RECORDS FOR THIS EXERCISE START
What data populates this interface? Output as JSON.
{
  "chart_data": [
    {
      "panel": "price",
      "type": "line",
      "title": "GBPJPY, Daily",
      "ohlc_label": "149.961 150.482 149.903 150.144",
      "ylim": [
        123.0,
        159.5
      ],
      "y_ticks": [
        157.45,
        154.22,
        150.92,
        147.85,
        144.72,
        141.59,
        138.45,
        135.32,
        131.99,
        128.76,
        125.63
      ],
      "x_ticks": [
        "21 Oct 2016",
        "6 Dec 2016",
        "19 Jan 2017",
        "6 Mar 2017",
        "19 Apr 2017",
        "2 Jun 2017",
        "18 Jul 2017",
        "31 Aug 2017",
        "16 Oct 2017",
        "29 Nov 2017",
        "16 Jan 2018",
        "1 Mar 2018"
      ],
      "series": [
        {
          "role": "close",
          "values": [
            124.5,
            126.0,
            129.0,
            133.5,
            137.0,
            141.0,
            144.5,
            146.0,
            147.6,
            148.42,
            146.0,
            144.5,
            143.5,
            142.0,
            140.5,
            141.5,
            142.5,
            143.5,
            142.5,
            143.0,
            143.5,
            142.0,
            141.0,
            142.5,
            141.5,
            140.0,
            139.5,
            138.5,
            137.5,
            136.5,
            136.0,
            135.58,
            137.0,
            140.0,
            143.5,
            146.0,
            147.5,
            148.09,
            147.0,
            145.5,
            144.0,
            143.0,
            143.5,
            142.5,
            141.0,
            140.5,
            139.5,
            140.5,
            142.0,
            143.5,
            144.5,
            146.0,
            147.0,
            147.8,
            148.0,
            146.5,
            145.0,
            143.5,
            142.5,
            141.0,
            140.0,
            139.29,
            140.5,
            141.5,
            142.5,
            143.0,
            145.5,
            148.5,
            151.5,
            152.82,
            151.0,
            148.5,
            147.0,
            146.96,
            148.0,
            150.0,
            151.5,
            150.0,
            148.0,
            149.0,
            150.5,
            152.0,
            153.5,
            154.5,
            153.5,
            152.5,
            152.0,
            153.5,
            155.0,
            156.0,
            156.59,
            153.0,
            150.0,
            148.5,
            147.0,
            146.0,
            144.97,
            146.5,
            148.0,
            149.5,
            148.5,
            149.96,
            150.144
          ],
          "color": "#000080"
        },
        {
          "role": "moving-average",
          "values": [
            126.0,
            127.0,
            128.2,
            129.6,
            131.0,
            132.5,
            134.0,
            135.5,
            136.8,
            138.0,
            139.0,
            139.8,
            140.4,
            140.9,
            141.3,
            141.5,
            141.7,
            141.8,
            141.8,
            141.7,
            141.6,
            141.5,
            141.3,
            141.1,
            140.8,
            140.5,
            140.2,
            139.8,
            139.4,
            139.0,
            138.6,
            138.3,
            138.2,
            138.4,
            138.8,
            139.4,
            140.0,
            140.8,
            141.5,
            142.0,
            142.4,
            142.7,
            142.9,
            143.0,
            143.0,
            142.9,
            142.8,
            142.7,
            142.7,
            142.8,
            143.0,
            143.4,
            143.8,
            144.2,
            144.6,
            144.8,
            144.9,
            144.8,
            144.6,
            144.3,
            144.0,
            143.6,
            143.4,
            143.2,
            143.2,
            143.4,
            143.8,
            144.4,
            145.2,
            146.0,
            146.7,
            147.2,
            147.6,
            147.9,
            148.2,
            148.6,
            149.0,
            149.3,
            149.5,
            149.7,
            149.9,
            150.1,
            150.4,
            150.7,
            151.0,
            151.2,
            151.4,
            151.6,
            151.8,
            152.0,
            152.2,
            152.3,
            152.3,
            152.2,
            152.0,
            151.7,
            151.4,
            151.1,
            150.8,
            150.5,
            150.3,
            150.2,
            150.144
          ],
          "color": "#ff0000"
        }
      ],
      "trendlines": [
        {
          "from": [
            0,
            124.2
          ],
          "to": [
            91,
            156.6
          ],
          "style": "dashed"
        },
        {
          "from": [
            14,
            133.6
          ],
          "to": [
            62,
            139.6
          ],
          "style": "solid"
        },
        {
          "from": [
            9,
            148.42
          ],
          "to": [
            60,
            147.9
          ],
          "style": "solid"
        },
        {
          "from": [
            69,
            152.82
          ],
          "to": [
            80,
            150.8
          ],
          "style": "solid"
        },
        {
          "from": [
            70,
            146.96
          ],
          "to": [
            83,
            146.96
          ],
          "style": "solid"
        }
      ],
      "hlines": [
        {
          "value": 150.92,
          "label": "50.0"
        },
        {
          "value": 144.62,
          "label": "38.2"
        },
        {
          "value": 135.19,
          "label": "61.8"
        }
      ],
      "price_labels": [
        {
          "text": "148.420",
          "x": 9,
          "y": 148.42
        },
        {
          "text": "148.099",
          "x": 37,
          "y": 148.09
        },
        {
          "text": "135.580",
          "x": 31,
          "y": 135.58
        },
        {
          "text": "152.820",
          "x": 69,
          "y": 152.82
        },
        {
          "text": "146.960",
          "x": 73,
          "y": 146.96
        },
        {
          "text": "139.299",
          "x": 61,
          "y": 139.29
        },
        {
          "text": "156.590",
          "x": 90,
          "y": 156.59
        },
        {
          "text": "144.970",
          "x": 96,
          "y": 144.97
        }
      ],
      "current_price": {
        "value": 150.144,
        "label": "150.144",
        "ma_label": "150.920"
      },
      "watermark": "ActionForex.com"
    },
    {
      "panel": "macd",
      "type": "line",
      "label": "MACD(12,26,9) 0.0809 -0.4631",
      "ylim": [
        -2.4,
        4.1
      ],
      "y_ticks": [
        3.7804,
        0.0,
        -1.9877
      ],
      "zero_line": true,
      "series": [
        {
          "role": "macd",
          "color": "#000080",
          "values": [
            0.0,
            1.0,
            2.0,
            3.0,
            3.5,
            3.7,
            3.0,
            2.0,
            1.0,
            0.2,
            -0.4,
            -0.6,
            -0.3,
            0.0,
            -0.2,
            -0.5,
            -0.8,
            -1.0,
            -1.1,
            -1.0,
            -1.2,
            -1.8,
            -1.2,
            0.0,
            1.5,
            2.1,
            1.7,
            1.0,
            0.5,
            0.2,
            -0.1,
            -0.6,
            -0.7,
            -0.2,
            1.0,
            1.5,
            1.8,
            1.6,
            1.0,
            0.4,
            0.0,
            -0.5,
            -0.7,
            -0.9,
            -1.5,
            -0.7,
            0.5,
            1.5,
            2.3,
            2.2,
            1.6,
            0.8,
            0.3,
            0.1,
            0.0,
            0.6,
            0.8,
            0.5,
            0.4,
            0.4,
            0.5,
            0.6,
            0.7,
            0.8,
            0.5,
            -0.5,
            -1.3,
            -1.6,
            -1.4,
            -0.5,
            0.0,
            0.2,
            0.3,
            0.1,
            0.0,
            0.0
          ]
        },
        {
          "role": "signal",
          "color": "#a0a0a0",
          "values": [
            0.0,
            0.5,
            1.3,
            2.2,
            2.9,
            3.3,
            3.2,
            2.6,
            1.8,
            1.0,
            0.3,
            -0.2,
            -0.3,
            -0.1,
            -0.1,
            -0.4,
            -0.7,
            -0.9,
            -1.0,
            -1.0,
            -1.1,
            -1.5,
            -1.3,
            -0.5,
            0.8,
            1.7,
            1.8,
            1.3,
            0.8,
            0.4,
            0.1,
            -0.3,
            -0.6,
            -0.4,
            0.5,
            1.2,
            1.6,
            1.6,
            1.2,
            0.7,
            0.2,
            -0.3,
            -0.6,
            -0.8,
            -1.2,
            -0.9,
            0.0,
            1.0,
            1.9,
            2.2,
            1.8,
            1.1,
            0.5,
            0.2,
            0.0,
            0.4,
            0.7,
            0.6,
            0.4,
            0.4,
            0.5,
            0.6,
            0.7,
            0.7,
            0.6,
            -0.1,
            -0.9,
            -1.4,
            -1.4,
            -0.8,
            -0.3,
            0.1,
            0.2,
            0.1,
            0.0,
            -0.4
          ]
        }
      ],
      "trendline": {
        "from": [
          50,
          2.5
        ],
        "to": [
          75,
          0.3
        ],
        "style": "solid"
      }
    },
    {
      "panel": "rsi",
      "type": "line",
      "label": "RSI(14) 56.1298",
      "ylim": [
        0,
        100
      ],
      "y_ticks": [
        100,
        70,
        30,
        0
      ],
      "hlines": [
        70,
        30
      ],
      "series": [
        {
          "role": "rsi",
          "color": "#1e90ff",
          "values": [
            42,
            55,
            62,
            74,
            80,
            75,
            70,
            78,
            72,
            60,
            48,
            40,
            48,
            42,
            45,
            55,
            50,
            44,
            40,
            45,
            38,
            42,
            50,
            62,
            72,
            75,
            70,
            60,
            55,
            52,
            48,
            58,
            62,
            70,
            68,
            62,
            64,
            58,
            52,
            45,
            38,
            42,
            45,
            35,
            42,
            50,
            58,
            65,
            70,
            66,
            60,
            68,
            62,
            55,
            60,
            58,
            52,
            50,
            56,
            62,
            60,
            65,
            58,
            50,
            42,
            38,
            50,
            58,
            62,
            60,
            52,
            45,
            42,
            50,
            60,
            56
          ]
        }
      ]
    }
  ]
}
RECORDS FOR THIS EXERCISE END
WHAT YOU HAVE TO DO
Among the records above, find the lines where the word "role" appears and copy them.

RESPONSE TO THIS TASK
          "role": "close",
          "role": "moving-average",
          "role": "macd",
          "role": "signal",
          "role": "rsi",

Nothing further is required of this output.